While I was getting Ruby on Rails to work nicely under Ubuntu on Windows 10 I took the opportunity to set up my *nix bash environment, which was largely using defaults. Yes, I know I can use zsh or fish or other shells. Yes, I know I can use emacs and screen, but I am using Vim and tmux. Fight me. Anyway, once my post was done, I starting messing around with open source .NET Core on Linux (it runs on Windows, Mac, and Linux, but here I'm running on Linux on Windows. #Inception) and tweeted a pic of my desktop. By the way, I feel totally vindicated by all the interest in "text mode" given my 2004 blog post "Windows is completely missing the TextMode boat." ;)' Also, for those of you who are DEEPLY NOT INTERESTED in the command line, that's cool. You can stop reading now. Totally OK. I also use Visual Studio AND Visual Studio Code. Sometimes I click and mouse and sometimes I tap and type. There is room for us all. WHAT IS ALL THIS LINUX ON WINDOWS STUFF? Here's a FAQ on the Bash/Windows Subsystem for Linux/Ubuntu on Windows/Snowball in Hell and some detailed Release Notes. Yes, it's real, and it's spectacular. Can't read that much text? Here's a video I did on Ubuntu on Windows 10. A number of people asked me how they could set up their WSL (Windows Subsystem for Linux) installs to be something like this, so here's what I did. Note that will I've been using *nix on and off for 20+ years, I am by no means an expert. I am, and have been, Permanently Intermediate in my skills. I do not dream in RegEx, and I am offended that others can bust out an awk script without googling. So there's a few things going on in this screenshot. Running .NET Core on Linux (on Windows 10) Cool VIM theme with >256 colors Norton Midnight Commander in the corner (thanks Miguel) Desqview-esque tmux splitter (with mouse support) Some hotkey remapping, git prompt, completion Ubuntu Mono font Nice directory colors (DIRCOLORS/LS_COLORS) Let's break them down one at a time. And, again, your mileage may vary, no warranty express or implied, any of this may destroy your world, you read this on a blog. Linux is infinitely configurable and the only constant is that my configuration rocks and yours sucks. Until I see something in yours that I can steal. Running .NET Core on Linux (on Windows 10) Since Linux on Windows 10 is (today) Ubuntu, you can install .NET Core within it just like any Linux.
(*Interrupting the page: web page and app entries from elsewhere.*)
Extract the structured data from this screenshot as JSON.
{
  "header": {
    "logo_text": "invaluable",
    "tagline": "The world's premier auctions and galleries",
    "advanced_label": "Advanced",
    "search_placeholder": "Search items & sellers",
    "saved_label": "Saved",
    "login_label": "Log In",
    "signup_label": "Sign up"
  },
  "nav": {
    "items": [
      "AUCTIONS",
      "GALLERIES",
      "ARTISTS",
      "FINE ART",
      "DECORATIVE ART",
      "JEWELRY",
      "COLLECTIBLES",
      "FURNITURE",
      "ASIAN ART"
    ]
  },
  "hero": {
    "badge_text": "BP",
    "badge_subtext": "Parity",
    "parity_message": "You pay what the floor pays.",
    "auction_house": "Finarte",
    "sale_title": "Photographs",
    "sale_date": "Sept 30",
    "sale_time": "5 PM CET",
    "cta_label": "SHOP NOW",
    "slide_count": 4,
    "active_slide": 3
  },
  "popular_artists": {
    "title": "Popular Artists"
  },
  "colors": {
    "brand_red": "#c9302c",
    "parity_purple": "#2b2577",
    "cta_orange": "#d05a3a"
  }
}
Here's the Ubuntu instructions for .NET Core's SDK. You may have Ubuntu 14.04 or 16.04 (you can upgrade your Linux on Windows if you like). Make sure you know what you're running by doing a:~ $ lsb_release -aNo LSB modules are available.Distributor ID: UbuntuDescription: Ubuntu 16.04.2 LTSRelease: 16.04Codename: xenial~ $ If you're not on 16.04 you can easily remove and reinstall the whole subsystem with these commands at cmd.exe (note the /full is serious and torches the Linux filesystem):> lxrun /uninstall /full> lxrun /install Or if you want you can run this within bash (will take longer but maintain settings). NOTE that you'll need Windows 10 Creators Edition build 16163 or greater to run Ubuntu 16.04. Type "winver" to check your build.sudo do-release-upgrade Know what Ubuntu your Windows 10 has when you install .NET Core within it. The other thing to remember is that now you have two .NET Cores, one Windows and one Ubuntu, on the same (kinda) machine. Since the file systems are separated it's not a big deal. I do my development work within Ubuntu on /mnt/d/github (which is a Windows drive). It's OK for the Linux subsystem to edit files in Linux or Windows, but don't "reach into" the Linux file system from Windows. Cool Vim theme with >256 colors That Vim theme is gruvbox and I installed it like this. Thanks to Rich Turner for turning me on to this theme.$ cd ~/$ mkdir .vim$ cd .vim$ mkdir colors$ cd colors$ curl -O https://ra[...]